By David Morgan and Lewis Krauskopf
(Reuters) – Two months after the disastrous launch of a key component of President Barack Obama’s healthcare law, administration officials on Sunday said they had achieved their goal of getting HealthCare.gov operating smoothly but warned the website will need more fixes.
Obama’s specially appointed adviser Jeffrey Zients said a five-week emergency “tech surge” had doubled the capacity of the online health insurance portal while making it more responsive and less prone to errors.
“The bottom line: HealthCare.gov on December 1 is night and day from where it was on October 1,” Zients told reporters a day after the administration’s self-imposed November 30 deadline for making the website operate properly for the vast majority of users.
“We’ve widened the system’s on-ramp – it now has four lanes instead of one or two,” he said. “We have a much more stable system that is reliably open for business.”
The administration’s key achievement was to increase site capacity to 50,000 simultaneous users, which would allow HealthCare.gov to handle a minimum of 800,000 users per day.
But Zients warned that peak traffic volumes could eclipse the new capacity, temporarily preventing visitors from completing online applications for subsidized health coverage.
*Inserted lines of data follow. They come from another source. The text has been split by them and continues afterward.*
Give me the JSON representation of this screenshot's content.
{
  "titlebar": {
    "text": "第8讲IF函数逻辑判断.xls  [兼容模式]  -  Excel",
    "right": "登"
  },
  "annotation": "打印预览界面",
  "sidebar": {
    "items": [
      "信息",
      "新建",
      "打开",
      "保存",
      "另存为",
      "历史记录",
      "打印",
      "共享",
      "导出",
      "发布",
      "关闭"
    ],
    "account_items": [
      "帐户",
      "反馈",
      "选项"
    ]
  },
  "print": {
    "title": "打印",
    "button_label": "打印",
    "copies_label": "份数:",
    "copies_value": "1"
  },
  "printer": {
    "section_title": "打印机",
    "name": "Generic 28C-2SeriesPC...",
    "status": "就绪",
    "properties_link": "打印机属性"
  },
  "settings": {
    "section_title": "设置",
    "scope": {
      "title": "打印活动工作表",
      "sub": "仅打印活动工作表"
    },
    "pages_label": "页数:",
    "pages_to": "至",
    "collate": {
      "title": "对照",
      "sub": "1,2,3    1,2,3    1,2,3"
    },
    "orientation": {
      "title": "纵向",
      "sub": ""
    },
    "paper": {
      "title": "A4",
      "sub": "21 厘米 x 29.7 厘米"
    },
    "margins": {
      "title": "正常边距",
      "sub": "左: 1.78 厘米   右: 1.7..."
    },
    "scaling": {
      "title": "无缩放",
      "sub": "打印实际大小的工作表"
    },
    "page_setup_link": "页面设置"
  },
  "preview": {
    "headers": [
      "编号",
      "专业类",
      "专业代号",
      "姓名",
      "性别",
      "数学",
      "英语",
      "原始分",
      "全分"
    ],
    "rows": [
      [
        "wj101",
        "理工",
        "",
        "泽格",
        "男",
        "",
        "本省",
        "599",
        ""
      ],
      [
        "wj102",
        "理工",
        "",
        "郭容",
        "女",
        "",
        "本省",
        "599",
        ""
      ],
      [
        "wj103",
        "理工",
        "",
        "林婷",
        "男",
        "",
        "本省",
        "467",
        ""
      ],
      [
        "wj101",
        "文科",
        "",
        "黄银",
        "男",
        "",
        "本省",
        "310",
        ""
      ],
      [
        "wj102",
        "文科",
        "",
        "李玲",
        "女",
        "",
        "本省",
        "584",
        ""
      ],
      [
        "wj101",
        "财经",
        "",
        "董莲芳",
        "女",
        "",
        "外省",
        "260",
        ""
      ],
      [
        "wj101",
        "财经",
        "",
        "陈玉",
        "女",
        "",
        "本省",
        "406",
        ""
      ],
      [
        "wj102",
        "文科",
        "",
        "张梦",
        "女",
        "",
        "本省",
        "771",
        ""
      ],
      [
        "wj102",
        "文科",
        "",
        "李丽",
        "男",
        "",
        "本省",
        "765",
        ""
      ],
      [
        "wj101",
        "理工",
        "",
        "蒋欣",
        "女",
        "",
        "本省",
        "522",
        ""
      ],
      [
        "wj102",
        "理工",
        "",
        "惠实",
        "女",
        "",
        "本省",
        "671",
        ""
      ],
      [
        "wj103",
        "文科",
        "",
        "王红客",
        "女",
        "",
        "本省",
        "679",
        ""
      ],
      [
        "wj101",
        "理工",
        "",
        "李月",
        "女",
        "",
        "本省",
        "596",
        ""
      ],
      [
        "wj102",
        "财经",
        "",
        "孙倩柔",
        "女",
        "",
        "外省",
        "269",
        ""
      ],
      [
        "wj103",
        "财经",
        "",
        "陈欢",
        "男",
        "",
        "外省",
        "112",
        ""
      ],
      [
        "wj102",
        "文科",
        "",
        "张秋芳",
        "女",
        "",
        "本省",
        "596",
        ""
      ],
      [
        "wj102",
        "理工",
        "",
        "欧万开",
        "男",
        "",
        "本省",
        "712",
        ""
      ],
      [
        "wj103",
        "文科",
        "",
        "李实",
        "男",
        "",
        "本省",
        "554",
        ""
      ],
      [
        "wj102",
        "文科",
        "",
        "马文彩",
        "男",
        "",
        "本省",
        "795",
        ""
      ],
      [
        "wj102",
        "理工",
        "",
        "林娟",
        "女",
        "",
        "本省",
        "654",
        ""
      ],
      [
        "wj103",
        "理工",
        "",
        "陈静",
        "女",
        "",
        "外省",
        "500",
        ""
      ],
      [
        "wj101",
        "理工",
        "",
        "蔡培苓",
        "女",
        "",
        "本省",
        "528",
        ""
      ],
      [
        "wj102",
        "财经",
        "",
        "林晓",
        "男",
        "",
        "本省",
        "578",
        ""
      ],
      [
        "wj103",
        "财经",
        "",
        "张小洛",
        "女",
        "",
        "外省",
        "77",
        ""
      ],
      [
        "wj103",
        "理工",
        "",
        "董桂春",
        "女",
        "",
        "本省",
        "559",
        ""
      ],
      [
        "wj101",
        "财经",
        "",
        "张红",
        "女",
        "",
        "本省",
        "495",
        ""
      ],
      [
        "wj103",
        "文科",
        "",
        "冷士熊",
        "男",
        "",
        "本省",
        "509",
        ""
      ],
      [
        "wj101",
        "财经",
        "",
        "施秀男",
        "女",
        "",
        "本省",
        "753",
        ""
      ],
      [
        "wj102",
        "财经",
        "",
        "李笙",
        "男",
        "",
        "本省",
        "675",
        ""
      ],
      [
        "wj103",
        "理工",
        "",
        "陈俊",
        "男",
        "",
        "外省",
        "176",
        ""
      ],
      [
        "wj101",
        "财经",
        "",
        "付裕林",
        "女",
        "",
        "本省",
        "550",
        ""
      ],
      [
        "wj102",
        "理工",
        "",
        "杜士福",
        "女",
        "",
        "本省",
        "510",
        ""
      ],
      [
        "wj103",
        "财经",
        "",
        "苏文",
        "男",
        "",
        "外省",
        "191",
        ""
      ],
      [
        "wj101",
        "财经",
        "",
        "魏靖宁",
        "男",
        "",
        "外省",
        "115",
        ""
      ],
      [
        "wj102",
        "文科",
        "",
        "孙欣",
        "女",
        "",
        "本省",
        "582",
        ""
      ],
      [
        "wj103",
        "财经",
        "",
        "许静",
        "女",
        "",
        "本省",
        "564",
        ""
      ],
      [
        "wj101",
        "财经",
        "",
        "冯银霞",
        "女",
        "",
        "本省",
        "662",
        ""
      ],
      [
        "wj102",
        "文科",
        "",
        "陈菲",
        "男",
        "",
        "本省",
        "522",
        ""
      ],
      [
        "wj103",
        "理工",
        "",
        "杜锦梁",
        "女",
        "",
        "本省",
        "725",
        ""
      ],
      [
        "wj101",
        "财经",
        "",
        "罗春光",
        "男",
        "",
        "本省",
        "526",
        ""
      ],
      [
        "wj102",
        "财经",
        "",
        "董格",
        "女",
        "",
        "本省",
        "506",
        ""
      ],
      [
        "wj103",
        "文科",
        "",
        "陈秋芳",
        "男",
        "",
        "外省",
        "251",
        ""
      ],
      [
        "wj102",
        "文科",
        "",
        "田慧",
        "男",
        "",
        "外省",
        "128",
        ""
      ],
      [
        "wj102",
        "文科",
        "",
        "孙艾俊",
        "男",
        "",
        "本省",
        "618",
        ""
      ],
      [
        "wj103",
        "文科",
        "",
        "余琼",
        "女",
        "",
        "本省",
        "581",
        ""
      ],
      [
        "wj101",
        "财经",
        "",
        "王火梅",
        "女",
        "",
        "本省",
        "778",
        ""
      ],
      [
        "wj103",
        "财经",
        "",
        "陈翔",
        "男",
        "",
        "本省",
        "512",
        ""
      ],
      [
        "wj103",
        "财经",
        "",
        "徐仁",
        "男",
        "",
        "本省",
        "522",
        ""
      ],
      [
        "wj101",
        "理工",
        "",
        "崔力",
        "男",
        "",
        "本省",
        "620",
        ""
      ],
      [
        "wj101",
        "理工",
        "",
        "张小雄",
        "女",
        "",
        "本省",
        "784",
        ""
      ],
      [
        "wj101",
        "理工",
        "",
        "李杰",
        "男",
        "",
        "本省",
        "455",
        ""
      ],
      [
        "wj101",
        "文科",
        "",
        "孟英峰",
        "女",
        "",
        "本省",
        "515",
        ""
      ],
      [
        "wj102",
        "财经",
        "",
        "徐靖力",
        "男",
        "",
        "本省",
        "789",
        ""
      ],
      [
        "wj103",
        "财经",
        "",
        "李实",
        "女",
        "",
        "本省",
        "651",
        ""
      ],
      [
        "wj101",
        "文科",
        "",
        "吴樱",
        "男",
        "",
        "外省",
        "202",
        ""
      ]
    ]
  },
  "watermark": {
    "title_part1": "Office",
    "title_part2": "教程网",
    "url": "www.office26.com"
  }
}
And officials acknowledge that the site is still unlikely to operate smoothly for some visitors, even when volumes are within its capabilities.
Overall, the Zients team’s success could mark a new chapter for Obama’s signature domestic policy if HealthCare.gov proves stable enough to handle millions of potential applications from uninsured Americans as well as others whose current insurance policies face cancellation at the end of the year.
But a repeat of the Oct 1 launch, when the site crashed as millions of visitors flooded in, could leave hundreds of thousands of people without coverage and deal a staggering political blow to Obama’s legacy and the 2014 election prospects of congressional Democrats.
Republican critics of the healthcare reform law known as Obamacare were quick to dismiss the administration’s achievement as overstated.
“Have they made some progress? Yes. They brought in some private sector folks to try to get the functionality up. It still doesn’t function right,” Representative Mike Rogers of Michigan said on NBC’s “Meet the Press” program.
Democrats, who face a tough congressional midterm election battle in 2014 that could be complicated by Obamacare’s rocky rollout, sounded a cautious note. Some nervous party members have called for a delay of the law’s individual mandate that requires people to be enrolled in coverage by March 31 or pay a penalty.
“This is going to take some time before it’s up and kicking and in full gear,” Democratic Representative Chris Van Hollen said on “Meet the Press.”
Asked if the mandate needs to be delayed, Van Hollen replied: “As of today, no … let’s see how this is working.”
HealthCare.gov will face increasing pressure in the days and weeks to come as consumers who want benefits in time for the new year have a December 23 deadline to sign up. The Obama administration had hoped to enroll about 7 million people in 2014 under the Patient Protection and Affordable Care Act. Many of those consumers are expected to qualify for subsidies.
To work, the program must get millions of young, healthy consumers to sign up by March 31. Their participation is key to keeping the program’s costs in check.
“There’s still plenty of time to reach people who are now uninsured and especially the young and healthy who are key to keeping the insurance market stable,” said Larry Levitt, a senior vice president at the Kaiser Family Foundation.
(Additional reporting by Patrick Temple-West in Washington; Editing by Bill Trott)